Provide the records once more, identical to the original.

[Source records]
*** Begin section ***

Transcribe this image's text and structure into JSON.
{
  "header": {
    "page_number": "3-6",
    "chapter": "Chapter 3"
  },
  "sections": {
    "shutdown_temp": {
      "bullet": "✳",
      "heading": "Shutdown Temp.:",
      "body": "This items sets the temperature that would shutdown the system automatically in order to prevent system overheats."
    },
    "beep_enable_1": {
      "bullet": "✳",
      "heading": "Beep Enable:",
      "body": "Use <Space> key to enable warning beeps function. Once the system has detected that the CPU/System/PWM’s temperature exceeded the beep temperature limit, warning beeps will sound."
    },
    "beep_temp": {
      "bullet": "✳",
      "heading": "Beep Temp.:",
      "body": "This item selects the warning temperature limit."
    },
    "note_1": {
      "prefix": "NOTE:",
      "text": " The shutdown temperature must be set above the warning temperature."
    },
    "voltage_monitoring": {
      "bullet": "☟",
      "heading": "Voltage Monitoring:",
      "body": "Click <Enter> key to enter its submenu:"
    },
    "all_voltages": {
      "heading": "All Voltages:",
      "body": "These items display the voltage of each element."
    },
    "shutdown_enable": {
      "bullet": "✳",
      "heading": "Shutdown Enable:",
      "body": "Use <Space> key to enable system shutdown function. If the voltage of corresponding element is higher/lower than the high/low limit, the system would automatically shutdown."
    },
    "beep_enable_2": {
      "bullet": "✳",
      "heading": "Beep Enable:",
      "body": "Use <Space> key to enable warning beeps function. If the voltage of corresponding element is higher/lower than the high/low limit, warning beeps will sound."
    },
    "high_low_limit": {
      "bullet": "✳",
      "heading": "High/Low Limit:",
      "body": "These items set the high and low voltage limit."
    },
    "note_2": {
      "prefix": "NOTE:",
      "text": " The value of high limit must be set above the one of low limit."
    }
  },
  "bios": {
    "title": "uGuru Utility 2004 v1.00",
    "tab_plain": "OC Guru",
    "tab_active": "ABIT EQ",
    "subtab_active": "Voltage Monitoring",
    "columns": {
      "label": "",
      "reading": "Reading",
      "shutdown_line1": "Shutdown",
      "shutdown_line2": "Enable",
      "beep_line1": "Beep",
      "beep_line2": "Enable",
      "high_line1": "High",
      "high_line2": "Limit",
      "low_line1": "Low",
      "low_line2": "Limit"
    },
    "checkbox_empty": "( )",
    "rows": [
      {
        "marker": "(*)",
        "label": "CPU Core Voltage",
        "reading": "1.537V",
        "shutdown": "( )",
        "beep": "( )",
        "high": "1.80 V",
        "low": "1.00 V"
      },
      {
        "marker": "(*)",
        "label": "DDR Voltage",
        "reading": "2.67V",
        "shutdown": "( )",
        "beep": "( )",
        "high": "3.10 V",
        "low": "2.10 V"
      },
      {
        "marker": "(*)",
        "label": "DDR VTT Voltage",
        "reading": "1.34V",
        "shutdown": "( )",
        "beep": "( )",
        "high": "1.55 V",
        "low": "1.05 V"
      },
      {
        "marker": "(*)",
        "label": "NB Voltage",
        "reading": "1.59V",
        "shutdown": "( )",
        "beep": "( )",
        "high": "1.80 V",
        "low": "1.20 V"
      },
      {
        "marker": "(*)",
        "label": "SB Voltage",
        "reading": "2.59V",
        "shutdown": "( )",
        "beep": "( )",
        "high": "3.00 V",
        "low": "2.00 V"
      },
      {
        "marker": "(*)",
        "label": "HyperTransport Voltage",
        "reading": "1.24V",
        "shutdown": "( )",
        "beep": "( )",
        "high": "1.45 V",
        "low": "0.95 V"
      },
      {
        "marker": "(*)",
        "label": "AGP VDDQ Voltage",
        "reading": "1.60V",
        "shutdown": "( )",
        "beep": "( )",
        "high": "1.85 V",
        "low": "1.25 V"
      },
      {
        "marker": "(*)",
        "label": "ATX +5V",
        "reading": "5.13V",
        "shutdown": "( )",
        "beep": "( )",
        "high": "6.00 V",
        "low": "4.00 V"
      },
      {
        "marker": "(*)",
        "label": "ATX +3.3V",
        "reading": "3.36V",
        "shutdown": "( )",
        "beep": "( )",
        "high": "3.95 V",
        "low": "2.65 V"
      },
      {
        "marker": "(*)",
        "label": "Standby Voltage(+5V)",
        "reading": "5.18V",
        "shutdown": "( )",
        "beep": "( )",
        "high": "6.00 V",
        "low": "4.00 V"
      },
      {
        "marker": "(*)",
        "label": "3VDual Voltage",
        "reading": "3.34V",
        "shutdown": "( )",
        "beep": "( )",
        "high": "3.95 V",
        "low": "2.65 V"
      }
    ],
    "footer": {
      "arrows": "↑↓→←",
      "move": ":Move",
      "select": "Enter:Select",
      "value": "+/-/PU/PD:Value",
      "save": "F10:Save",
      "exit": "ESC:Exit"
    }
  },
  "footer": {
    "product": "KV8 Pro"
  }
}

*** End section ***

◆ Solved problem ◆
Transcribe this image's text and structure into JSON.
{
  "header": {
    "page_number": "3-6",
    "chapter": "Chapter 3"
  },
  "sections": {
    "shutdown_temp": {
      "bullet": "✳",
      "heading": "Shutdown Temp.:",
      "body": "This items sets the temperature that would shutdown the system automatically in order to prevent system overheats."
    },
    "beep_enable_1": {
      "bullet": "✳",
      "heading": "Beep Enable:",
      "body": "Use <Space> key to enable warning beeps function. Once the system has detected that the CPU/System/PWM’s temperature exceeded the beep temperature limit, warning beeps will sound."
    },
    "beep_temp": {
      "bullet": "✳",
      "heading": "Beep Temp.:",
      "body": "This item selects the warning temperature limit."
    },
    "note_1": {
      "prefix": "NOTE:",
      "text": " The shutdown temperature must be set above the warning temperature."
    },
    "voltage_monitoring": {
      "bullet": "☟",
      "heading": "Voltage Monitoring:",
      "body": "Click <Enter> key to enter its submenu:"
    },
    "all_voltages": {
      "heading": "All Voltages:",
      "body": "These items display the voltage of each element."
    },
    "shutdown_enable": {
      "bullet": "✳",
      "heading": "Shutdown Enable:",
      "body": "Use <Space> key to enable system shutdown function. If the voltage of corresponding element is higher/lower than the high/low limit, the system would automatically shutdown."
    },
    "beep_enable_2": {
      "bullet": "✳",
      "heading": "Beep Enable:",
      "body": "Use <Space> key to enable warning beeps function. If the voltage of corresponding element is higher/lower than the high/low limit, warning beeps will sound."
    },
    "high_low_limit": {
      "bullet": "✳",
      "heading": "High/Low Limit:",
      "body": "These items set the high and low voltage limit."
    },
    "note_2": {
      "prefix": "NOTE:",
      "text": " The value of high limit must be set above the one of low limit."
    }
  },
  "bios": {
    "title": "uGuru Utility 2004 v1.00",
    "tab_plain": "OC Guru",
    "tab_active": "ABIT EQ",
    "subtab_active": "Voltage Monitoring",
    "columns": {
      "label": "",
      "reading": "Reading",
      "shutdown_line1": "Shutdown",
      "shutdown_line2": "Enable",
      "beep_line1": "Beep",
      "beep_line2": "Enable",
      "high_line1": "High",
      "high_line2": "Limit",
      "low_line1": "Low",
      "low_line2": "Limit"
    },
    "checkbox_empty": "( )",
    "rows": [
      {
        "marker": "(*)",
        "label": "CPU Core Voltage",
        "reading": "1.537V",
        "shutdown": "( )",
        "beep": "( )",
        "high": "1.80 V",
        "low": "1.00 V"
      },
      {
        "marker": "(*)",
        "label": "DDR Voltage",
        "reading": "2.67V",
        "shutdown": "( )",
        "beep": "( )",
        "high": "3.10 V",
        "low": "2.10 V"
      },
      {
        "marker": "(*)",
        "label": "DDR VTT Voltage",
        "reading": "1.34V",
        "shutdown": "( )",
        "beep": "( )",
        "high": "1.55 V",
        "low": "1.05 V"
      },
      {
        "marker": "(*)",
        "label": "NB Voltage",
        "reading": "1.59V",
        "shutdown": "( )",
        "beep": "( )",
        "high": "1.80 V",
        "low": "1.20 V"
      },
      {
        "marker": "(*)",
        "label": "SB Voltage",
        "reading": "2.59V",
        "shutdown": "( )",
        "beep": "( )",
        "high": "3.00 V",
        "low": "2.00 V"
      },
      {
        "marker": "(*)",
        "label": "HyperTransport Voltage",
        "reading": "1.24V",
        "shutdown": "( )",
        "beep": "( )",
        "high": "1.45 V",
        "low": "0.95 V"
      },
      {
        "marker": "(*)",
        "label": "AGP VDDQ Voltage",
        "reading": "1.60V",
        "shutdown": "( )",
        "beep": "( )",
        "high": "1.85 V",
        "low": "1.25 V"
      },
      {
        "marker": "(*)",
        "label": "ATX +5V",
        "reading": "5.13V",
        "shutdown": "( )",
        "beep": "( )",
        "high": "6.00 V",
        "low": "4.00 V"
      },
      {
        "marker": "(*)",
        "label": "ATX +3.3V",
        "reading": "3.36V",
        "shutdown": "( )",
        "beep": "( )",
        "high": "3.95 V",
        "low": "2.65 V"
      },
      {
        "marker": "(*)",
        "label": "Standby Voltage(+5V)",
        "reading": "5.18V",
        "shutdown": "( )",
        "beep": "( )",
        "high": "6.00 V",
        "low": "4.00 V"
      },
      {
        "marker": "(*)",
        "label": "3VDual Voltage",
        "reading": "3.34V",
        "shutdown": "( )",
        "beep": "( )",
        "high": "3.95 V",
        "low": "2.65 V"
      }
    ],
    "footer": {
      "arrows": "↑↓→←",
      "move": ":Move",
      "select": "Enter:Select",
      "value": "+/-/PU/PD:Value",
      "save": "F10:Save",
      "exit": "ESC:Exit"
    }
  },
  "footer": {
    "product": "KV8 Pro"
  }
}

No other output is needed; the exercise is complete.